To segment using inexpensive routers, see the nearby diagram, where two routers that offer both wired and wireless connectivity are plugged into the main router using standard ethernet cables. The network on the left is for smartphones, laptops, printers, backup drives and any devices that have more sensitive data – this is where you create a guest network for visitors to access the Internet without gaining access to other computers or printers. The network on the right is the IoT network for devices, such as thermostats, smart TVs, cameras and anything else that is “smart” but does not store sensitive data and may not or cannot be updated regularly.
From a cybersecurity perspective, network segmentation isolates problems. If a laptop gets infected with malware, it will not be able to get to the IoT network, because a firewall is in front of that IoT network. The same is true if an IoT device is compromised – the firewall on the general network will protect it from malware infected IoT devices in the same house.

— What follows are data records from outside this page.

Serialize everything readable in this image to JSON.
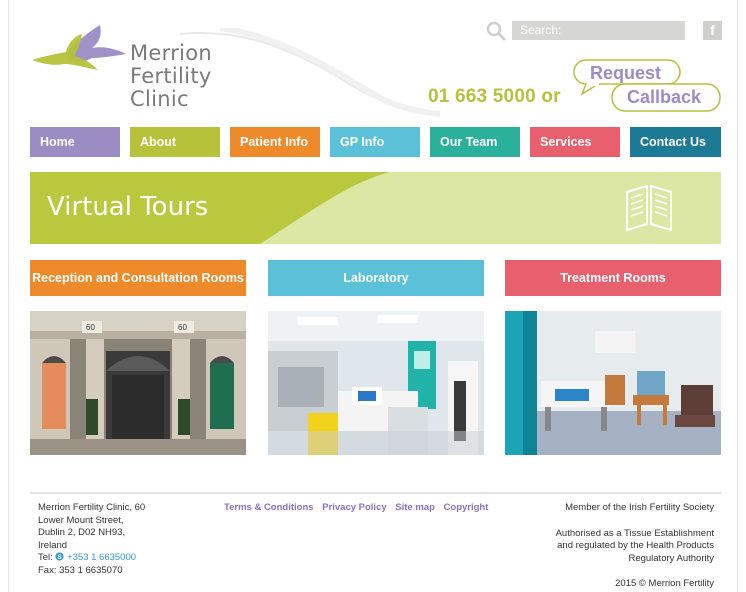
{
  "header": {
    "logo_lines": [
      "Merrion",
      "Fertility",
      "Clinic"
    ],
    "search_placeholder": "Search:",
    "facebook_glyph": "f",
    "phone": "01 663 5000 or",
    "callback_line1": "Request",
    "callback_line2": "Callback",
    "icons": [
      "logo-birds-icon",
      "search-icon",
      "facebook-icon",
      "speech-bubble-icon"
    ]
  },
  "nav": {
    "items": [
      {
        "label": "Home",
        "color": "#9b8cc4"
      },
      {
        "label": "About",
        "color": "#b6c23a"
      },
      {
        "label": "Patient Info",
        "color": "#ee8a2a"
      },
      {
        "label": "GP Info",
        "color": "#5bc1d9"
      },
      {
        "label": "Our Team",
        "color": "#2bb09c"
      },
      {
        "label": "Services",
        "color": "#e85f6e"
      },
      {
        "label": "Contact Us",
        "color": "#1c7a97"
      }
    ]
  },
  "banner": {
    "title": "Virtual Tours",
    "icon": "open-book-icon",
    "colors": {
      "light": "#dce7a4",
      "dark": "#b9c83c"
    }
  },
  "tours": [
    {
      "label": "Reception and Consultation Rooms",
      "color": "#ee8a2a",
      "image": "clinic-entrance-photo"
    },
    {
      "label": "Laboratory",
      "color": "#5bc1d9",
      "image": "laboratory-photo"
    },
    {
      "label": "Treatment Rooms",
      "color": "#e85f6e",
      "image": "treatment-room-photo"
    }
  ],
  "footer": {
    "address_lines": [
      "Merrion Fertility Clinic, 60",
      "Lower Mount Street,",
      "Dublin 2, D02 NH93,",
      "Ireland"
    ],
    "tel_label": "Tel:",
    "tel_number": "+353 1 6635000",
    "fax": "Fax: 353 1 6635070",
    "links": [
      "Terms & Conditions",
      "Privacy Policy",
      "Site map",
      "Copyright"
    ],
    "member": "Member of the Irish Fertility Society",
    "authorised_lines": [
      "Authorised as a Tissue Establishment",
      "and regulated by the Health Products",
      "Regulatory Authority"
    ],
    "copyright": "2015 © Merrion Fertility"
  }
}
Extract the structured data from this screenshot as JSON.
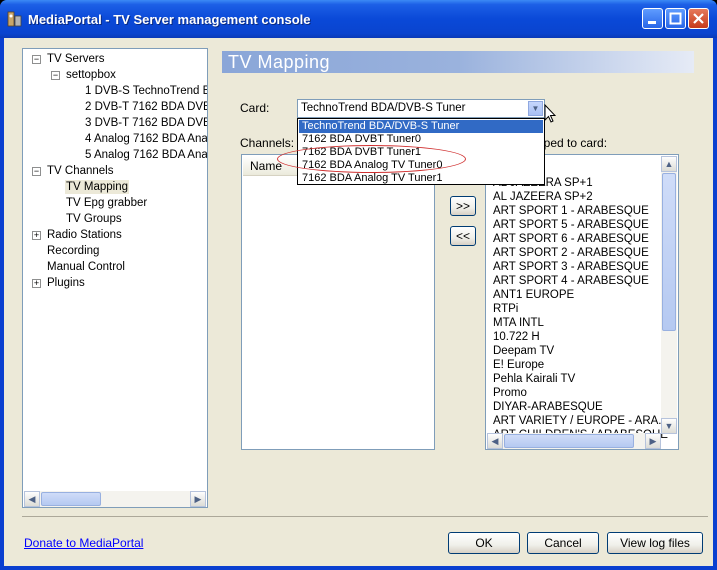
{
  "window": {
    "title": "MediaPortal - TV Server management console"
  },
  "tree": {
    "items": [
      {
        "label": "TV Servers",
        "expander": "−"
      },
      {
        "label": "settopbox",
        "expander": "−"
      },
      {
        "label": "1 DVB-S TechnoTrend B"
      },
      {
        "label": "2 DVB-T 7162 BDA DVB"
      },
      {
        "label": "3 DVB-T 7162 BDA DVB"
      },
      {
        "label": "4 Analog 7162 BDA Anal"
      },
      {
        "label": "5 Analog 7162 BDA Anal"
      },
      {
        "label": "TV Channels",
        "expander": "−"
      },
      {
        "label": "TV Mapping"
      },
      {
        "label": "TV Epg grabber"
      },
      {
        "label": "TV Groups"
      },
      {
        "label": "Radio Stations",
        "expander": "+"
      },
      {
        "label": "Recording"
      },
      {
        "label": "Manual Control"
      },
      {
        "label": "Plugins",
        "expander": "+"
      }
    ]
  },
  "header": {
    "title": "TV Mapping"
  },
  "card": {
    "label": "Card:",
    "selected": "TechnoTrend BDA/DVB-S Tuner",
    "options": [
      "TechnoTrend BDA/DVB-S Tuner",
      "7162 BDA DVBT Tuner0",
      "7162 BDA DVBT Tuner1",
      "7162 BDA Analog TV Tuner0",
      "7162 BDA Analog TV Tuner1"
    ]
  },
  "channels_label": "Channels:",
  "mapped_label": "pped to card:",
  "left_list": {
    "column": "Name"
  },
  "buttons": {
    "add": ">>",
    "remove": "<<",
    "ok": "OK",
    "cancel": "Cancel",
    "view_log": "View log files"
  },
  "mapped_channels": [
    "AL JAZEERA SP+1",
    "AL JAZEERA SP+2",
    "ART SPORT 1 - ARABESQUE",
    "ART SPORT 5 - ARABESQUE",
    "ART SPORT 6 - ARABESQUE",
    "ART SPORT 2 - ARABESQUE",
    "ART SPORT 3 - ARABESQUE",
    "ART SPORT 4 - ARABESQUE",
    "ANT1 EUROPE",
    "RTPi",
    "MTA INTL",
    "10.722 H",
    "Deepam TV",
    "E! Europe",
    "Pehla Kairali TV",
    "Promo",
    "DIYAR-ARABESQUE",
    "ART VARIETY / EUROPE - ARA...",
    "ART CHILDREN'S / ARABESQUE"
  ],
  "footer": {
    "donate_link": "Donate to MediaPortal"
  }
}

A side benefit of a segmented network is that it uses bandwidth more efficiently. Many people back up their laptops and desktops to network drives. Imagine that this backup is happening automatically in the evening when the laptop is not being used. At the same time, the family is watching Netflix. On a flat network, all of that traffic runs through one router. On the segmented network, the backup happens behind one router while the streaming is all run through the other, which means that the daily backup traffic is not causing the streaming video to buffer.
Additional routers can be added to extend the layers of trust. For example, TVs and game consoles can be separated from light bulbs and thermostats. Devices that are automatically updated can be put on a separate network from those that do not – that way, if a smart fish tank thermometer is hacked, attackers cannot get to your backup drive.
Applying it to SMBs
Small businesses typically have the same needs as a modern home network; in fact, in some cases, network segmentation is required by law or standards for the small business. For example, if a business stores, processes or transmits payment and cardholder data, it must comply with the PCI (DSS) standard which among other things, requires proper network segmentation of devices.
A typical network segmentation for an SMB customer.
Learn from Target and the fish tank casino to segment your customers’ networks. The FBI warns that “your fridge and your laptop should not be on the same network. Keep your most private, sensitive data on a separate system from your other IoT devices.”
Integrators should consider requiring staff to get networking certifications such as those offered by CompTIA, as networking credentials can be a differentiator for an integration company in the SMB market. Of course, share networking best practices with SMB customers –in addition to protecting the health of the Internet, you will safeguard their business and your profits.
Chuck Davis, MSIA, CISSP-ISSAP is Senior Director of Global Cybersecurity for video surveillance provider Hikvision. Davis is a former Executive Security Architect for IBM, where he managed the global malware defense and vulnerability management programs. Request more info about Hikvision at www.securityinfowatch.com/10215768.